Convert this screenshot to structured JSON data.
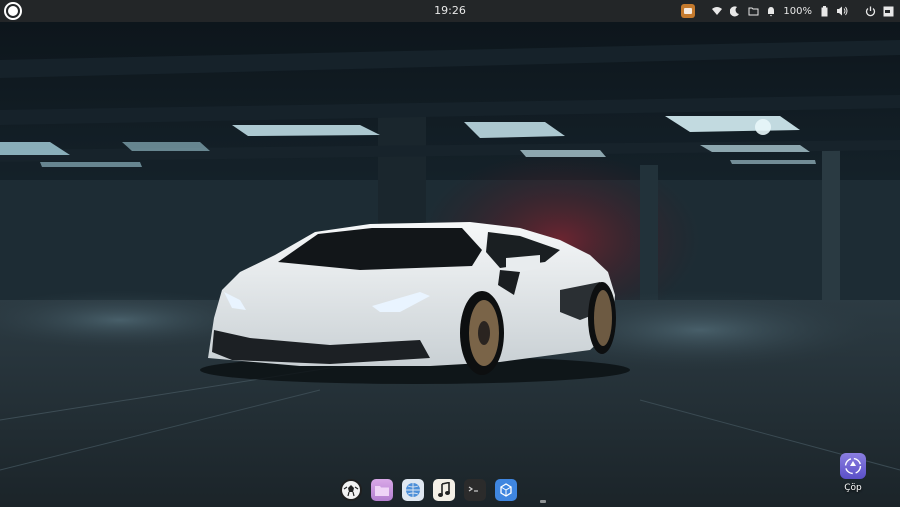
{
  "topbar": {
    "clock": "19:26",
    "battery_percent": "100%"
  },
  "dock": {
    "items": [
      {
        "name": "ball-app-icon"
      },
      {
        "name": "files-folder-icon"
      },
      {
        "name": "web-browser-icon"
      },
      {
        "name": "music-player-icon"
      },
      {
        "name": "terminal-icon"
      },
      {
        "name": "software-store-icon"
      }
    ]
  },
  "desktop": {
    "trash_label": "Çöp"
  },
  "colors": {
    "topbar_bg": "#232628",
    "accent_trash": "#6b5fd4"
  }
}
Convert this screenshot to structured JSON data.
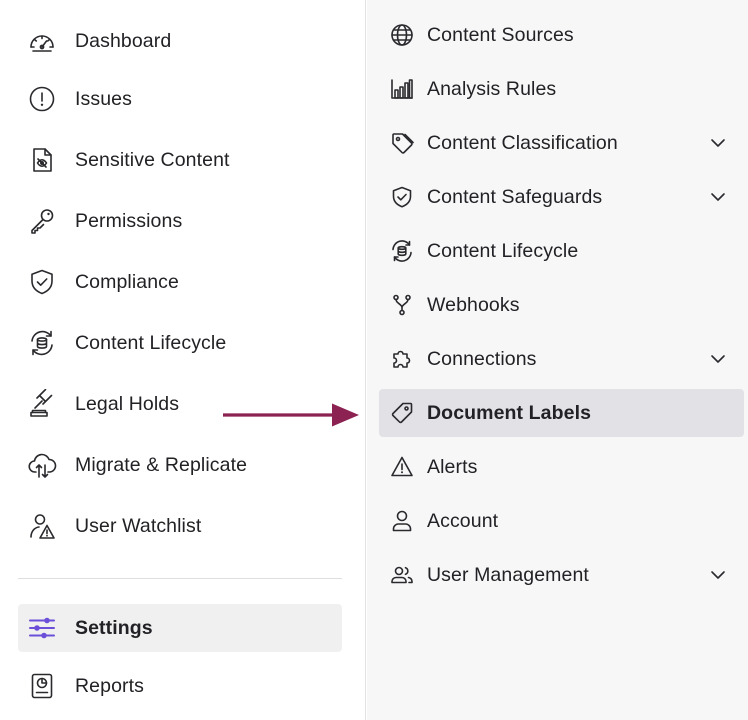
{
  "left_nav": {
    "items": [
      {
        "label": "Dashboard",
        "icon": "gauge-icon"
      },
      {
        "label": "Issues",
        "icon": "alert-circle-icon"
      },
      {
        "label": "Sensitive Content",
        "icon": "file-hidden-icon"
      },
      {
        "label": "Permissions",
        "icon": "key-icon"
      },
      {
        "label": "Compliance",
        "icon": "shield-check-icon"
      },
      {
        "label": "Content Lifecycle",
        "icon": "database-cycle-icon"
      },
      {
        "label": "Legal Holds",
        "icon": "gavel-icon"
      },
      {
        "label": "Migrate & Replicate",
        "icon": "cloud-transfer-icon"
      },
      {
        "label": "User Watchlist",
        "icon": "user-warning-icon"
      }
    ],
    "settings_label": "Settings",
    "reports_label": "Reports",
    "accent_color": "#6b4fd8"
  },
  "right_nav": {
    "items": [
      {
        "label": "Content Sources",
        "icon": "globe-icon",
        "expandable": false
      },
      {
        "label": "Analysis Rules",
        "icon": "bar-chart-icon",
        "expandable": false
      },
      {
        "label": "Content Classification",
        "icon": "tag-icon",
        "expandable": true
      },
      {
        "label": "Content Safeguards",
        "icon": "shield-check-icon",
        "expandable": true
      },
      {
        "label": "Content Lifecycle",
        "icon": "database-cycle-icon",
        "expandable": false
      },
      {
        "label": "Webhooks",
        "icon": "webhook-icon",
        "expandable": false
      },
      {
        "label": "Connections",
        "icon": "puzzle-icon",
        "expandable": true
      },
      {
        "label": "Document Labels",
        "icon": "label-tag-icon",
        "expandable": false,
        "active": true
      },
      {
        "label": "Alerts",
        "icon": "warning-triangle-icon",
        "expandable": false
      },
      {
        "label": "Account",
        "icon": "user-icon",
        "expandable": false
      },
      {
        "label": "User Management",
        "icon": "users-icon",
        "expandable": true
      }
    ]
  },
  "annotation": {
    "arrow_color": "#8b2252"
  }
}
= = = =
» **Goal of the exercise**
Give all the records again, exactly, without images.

» **Result for this task**
Convert this screenshot to structured JSON data.
{
  "topbar": {
    "clock": "19:26",
    "battery_percent": "100%"
  },
  "dock": {
    "items": [
      {
        "name": "ball-app-icon"
      },
      {
        "name": "files-folder-icon"
      },
      {
        "name": "web-browser-icon"
      },
      {
        "name": "music-player-icon"
      },
      {
        "name": "terminal-icon"
      },
      {
        "name": "software-store-icon"
      }
    ]
  },
  "desktop": {
    "trash_label": "Çöp"
  },
  "colors": {
    "topbar_bg": "#232628",
    "accent_trash": "#6b5fd4"
  }
}
Convert this screenshot to structured JSON data.
{
  "left_nav": {
    "items": [
      {
        "label": "Dashboard",
        "icon": "gauge-icon"
      },
      {
        "label": "Issues",
        "icon": "alert-circle-icon"
      },
      {
        "label": "Sensitive Content",
        "icon": "file-hidden-icon"
      },
      {
        "label": "Permissions",
        "icon": "key-icon"
      },
      {
        "label": "Compliance",
        "icon": "shield-check-icon"
      },
      {
        "label": "Content Lifecycle",
        "icon": "database-cycle-icon"
      },
      {
        "label": "Legal Holds",
        "icon": "gavel-icon"
      },
      {
        "label": "Migrate & Replicate",
        "icon": "cloud-transfer-icon"
      },
      {
        "label": "User Watchlist",
        "icon": "user-warning-icon"
      }
    ],
    "settings_label": "Settings",
    "reports_label": "Reports",
    "accent_color": "#6b4fd8"
  },
  "right_nav": {
    "items": [
      {
        "label": "Content Sources",
        "icon": "globe-icon",
        "expandable": false
      },
      {
        "label": "Analysis Rules",
        "icon": "bar-chart-icon",
        "expandable": false
      },
      {
        "label": "Content Classification",
        "icon": "tag-icon",
        "expandable": true
      },
      {
        "label": "Content Safeguards",
        "icon": "shield-check-icon",
        "expandable": true
      },
      {
        "label": "Content Lifecycle",
        "icon": "database-cycle-icon",
        "expandable": false
      },
      {
        "label": "Webhooks",
        "icon": "webhook-icon",
        "expandable": false
      },
      {
        "label": "Connections",
        "icon": "puzzle-icon",
        "expandable": true
      },
      {
        "label": "Document Labels",
        "icon": "label-tag-icon",
        "expandable": false,
        "active": true
      },
      {
        "label": "Alerts",
        "icon": "warning-triangle-icon",
        "expandable": false
      },
      {
        "label": "Account",
        "icon": "user-icon",
        "expandable": false
      },
      {
        "label": "User Management",
        "icon": "users-icon",
        "expandable": true
      }
    ]
  },
  "annotation": {
    "arrow_color": "#8b2252"
  }
}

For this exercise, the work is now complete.